Nanostructured Graphene-Polymer Hybrid Coatings for Supercapacitors and Membrane Separations

M.Z. Hu
Oak Ridge National Laboratory,
United States

Keywords: graphene, graphene-polymer hybrids, membranes, supercapacitors, self-assembly

Summary:

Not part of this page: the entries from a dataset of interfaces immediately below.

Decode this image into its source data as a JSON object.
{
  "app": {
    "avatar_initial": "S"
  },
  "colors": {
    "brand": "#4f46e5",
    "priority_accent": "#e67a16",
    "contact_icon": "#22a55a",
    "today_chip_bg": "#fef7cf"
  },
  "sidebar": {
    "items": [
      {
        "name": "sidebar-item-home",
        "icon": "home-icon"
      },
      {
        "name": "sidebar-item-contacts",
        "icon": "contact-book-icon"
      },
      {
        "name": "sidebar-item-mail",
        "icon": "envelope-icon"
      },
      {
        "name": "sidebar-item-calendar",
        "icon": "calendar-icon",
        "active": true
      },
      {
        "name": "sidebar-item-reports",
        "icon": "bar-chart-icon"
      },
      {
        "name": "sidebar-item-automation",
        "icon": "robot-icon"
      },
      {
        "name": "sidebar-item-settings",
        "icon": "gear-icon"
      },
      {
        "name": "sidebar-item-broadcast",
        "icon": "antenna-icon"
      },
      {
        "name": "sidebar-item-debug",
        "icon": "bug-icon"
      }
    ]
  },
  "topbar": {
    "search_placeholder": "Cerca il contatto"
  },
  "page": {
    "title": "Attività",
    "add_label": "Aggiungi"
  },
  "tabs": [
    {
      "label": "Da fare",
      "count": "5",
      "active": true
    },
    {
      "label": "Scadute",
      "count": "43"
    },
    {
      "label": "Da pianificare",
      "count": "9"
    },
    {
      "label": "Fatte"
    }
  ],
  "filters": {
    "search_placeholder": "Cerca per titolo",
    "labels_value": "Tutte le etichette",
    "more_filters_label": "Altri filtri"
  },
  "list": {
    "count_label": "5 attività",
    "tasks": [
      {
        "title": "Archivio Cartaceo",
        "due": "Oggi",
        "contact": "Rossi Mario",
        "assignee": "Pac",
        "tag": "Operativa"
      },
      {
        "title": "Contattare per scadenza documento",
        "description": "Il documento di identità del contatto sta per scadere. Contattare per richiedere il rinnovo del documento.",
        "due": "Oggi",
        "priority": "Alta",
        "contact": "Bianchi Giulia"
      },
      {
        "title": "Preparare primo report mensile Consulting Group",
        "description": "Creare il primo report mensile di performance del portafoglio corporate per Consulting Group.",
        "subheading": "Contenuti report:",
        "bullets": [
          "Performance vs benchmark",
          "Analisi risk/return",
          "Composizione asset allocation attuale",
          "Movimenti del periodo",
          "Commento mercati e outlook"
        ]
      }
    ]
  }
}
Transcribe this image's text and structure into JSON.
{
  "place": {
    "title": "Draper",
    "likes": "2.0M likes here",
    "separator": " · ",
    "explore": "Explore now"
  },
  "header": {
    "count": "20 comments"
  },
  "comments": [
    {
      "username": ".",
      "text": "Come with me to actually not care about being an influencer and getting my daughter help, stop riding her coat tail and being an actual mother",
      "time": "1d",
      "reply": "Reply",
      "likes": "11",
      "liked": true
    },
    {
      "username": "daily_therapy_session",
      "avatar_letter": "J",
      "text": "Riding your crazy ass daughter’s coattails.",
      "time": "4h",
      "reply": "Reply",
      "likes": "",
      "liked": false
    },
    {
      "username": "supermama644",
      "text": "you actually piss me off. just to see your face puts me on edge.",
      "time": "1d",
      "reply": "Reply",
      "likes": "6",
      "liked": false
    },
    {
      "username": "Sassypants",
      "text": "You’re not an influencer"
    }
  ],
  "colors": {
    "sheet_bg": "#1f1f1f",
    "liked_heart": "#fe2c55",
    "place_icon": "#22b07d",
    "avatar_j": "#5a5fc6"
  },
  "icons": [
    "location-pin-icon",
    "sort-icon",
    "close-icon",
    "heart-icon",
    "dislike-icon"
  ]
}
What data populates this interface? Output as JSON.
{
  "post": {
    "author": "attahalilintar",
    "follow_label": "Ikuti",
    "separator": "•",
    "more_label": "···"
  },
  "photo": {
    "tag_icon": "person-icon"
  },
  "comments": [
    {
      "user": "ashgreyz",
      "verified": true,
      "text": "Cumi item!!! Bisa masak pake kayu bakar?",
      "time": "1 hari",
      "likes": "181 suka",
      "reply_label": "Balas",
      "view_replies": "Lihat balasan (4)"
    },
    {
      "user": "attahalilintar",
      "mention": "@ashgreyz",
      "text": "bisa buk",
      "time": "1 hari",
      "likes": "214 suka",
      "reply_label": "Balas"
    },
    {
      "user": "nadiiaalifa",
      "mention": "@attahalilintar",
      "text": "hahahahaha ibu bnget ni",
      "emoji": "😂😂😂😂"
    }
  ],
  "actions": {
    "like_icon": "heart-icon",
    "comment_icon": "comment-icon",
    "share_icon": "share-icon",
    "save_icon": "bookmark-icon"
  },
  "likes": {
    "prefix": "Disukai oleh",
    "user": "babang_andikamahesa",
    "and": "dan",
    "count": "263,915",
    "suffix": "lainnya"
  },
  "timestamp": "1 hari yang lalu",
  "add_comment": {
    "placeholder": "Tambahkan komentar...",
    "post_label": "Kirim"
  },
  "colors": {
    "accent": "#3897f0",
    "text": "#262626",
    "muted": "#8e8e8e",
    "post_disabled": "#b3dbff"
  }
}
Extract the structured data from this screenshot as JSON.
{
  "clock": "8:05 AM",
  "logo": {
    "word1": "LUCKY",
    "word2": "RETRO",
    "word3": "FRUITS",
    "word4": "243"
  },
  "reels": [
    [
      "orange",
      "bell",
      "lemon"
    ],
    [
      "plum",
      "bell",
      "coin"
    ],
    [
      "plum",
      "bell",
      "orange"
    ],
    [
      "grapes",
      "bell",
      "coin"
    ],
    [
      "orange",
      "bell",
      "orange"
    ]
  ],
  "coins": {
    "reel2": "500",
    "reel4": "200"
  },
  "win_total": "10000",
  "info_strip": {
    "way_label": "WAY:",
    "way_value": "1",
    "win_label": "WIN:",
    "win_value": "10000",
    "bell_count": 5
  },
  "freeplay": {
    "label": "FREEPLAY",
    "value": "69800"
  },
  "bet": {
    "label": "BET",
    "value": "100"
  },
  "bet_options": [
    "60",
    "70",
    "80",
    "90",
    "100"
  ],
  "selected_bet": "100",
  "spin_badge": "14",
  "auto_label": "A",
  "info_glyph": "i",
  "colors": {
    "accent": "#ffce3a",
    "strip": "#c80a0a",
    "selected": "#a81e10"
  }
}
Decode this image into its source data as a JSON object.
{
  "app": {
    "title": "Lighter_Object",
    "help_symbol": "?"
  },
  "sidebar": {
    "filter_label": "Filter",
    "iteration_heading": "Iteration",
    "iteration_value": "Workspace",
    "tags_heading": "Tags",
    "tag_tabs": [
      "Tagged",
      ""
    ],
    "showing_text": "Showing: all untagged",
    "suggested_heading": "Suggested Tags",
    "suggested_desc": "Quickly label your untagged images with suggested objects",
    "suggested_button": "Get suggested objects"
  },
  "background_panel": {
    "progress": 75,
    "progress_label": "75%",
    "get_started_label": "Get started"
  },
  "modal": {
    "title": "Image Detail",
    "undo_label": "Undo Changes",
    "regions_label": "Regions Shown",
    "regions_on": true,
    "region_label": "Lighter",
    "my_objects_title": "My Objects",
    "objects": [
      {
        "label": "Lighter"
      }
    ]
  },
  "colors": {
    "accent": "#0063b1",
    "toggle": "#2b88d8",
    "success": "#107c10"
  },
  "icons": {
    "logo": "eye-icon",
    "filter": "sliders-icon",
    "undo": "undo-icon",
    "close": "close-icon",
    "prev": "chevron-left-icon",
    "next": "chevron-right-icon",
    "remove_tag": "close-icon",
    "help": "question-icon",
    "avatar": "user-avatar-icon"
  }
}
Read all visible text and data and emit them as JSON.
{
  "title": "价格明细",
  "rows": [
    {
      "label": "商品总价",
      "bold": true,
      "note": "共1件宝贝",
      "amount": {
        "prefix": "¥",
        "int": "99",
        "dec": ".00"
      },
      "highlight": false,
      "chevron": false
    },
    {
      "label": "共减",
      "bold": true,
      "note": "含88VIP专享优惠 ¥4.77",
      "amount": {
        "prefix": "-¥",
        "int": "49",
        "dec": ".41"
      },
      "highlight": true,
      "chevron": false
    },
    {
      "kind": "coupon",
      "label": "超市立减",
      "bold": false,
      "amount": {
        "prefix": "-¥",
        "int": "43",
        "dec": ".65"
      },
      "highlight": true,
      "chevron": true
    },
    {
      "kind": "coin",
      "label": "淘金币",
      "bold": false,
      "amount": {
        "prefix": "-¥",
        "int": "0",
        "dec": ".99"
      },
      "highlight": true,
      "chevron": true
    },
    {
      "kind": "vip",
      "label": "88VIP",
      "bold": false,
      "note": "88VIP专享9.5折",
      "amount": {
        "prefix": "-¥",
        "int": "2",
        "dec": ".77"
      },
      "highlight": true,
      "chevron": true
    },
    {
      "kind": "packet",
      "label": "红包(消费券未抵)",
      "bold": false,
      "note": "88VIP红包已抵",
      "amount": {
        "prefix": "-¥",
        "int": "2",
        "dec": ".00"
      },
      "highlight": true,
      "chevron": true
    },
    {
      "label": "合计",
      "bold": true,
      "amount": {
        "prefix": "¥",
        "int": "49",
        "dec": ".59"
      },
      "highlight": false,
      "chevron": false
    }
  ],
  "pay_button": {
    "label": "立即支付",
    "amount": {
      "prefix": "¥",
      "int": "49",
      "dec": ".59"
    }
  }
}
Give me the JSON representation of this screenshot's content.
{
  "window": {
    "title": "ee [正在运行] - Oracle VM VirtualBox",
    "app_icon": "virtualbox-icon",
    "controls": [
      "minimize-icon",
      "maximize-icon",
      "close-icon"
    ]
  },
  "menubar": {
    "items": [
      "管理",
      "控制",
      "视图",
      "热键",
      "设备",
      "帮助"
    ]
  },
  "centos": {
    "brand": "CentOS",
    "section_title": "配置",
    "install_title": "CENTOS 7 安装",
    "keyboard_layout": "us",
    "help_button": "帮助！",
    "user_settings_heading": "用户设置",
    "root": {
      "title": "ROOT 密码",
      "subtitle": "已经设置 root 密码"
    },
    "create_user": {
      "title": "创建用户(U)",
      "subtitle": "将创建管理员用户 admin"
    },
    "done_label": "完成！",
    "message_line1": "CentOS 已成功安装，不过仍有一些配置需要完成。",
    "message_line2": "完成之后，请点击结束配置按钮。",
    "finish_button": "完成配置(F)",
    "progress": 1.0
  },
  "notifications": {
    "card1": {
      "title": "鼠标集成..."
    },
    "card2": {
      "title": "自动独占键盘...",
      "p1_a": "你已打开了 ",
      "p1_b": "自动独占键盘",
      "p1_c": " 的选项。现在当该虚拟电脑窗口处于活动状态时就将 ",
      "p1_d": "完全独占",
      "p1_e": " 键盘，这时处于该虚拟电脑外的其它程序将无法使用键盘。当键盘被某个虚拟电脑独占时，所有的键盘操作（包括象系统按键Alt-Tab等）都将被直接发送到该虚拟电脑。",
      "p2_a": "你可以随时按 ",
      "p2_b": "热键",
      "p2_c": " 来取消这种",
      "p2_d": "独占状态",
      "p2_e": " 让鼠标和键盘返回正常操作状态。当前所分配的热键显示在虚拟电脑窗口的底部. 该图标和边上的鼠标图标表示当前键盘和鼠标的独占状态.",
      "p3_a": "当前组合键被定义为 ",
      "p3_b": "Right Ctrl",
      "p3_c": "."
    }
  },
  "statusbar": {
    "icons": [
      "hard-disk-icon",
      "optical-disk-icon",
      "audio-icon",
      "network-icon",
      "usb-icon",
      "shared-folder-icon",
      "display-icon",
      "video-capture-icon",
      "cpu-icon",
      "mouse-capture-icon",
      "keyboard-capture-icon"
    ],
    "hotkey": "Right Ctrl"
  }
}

Research work on new nanostructured graphene-polymer hybrid coatings/membranes are presented to illustrate with two major example applications in energy and water-related applications (e.g., membrane separations of molecules/ions and high-performance supercapacitor electrodes). This work intends to develop the understanding to control the fundamental nanostructure of building-block graphene unit (i.e., stacked parallel graphene sheets of defined 2D dimension with precisely controlled interspacing by molecular spacers) as well as the architecture of the 3D graphene-polymer materials (i.e., the vertical orientation and connectivity of graphene units inside the polymer-bond hybrids). Several orders-of-magnitudes performance enhancements (e.g., in molecular water permeability and ion transport) could be realized due to the well control of nanostructure and architecture of the synthesized hybrid interfacial materials. Such hybrid materials are being also developed for other potential applications such as in batteries, desalination, and biofuel separations processing.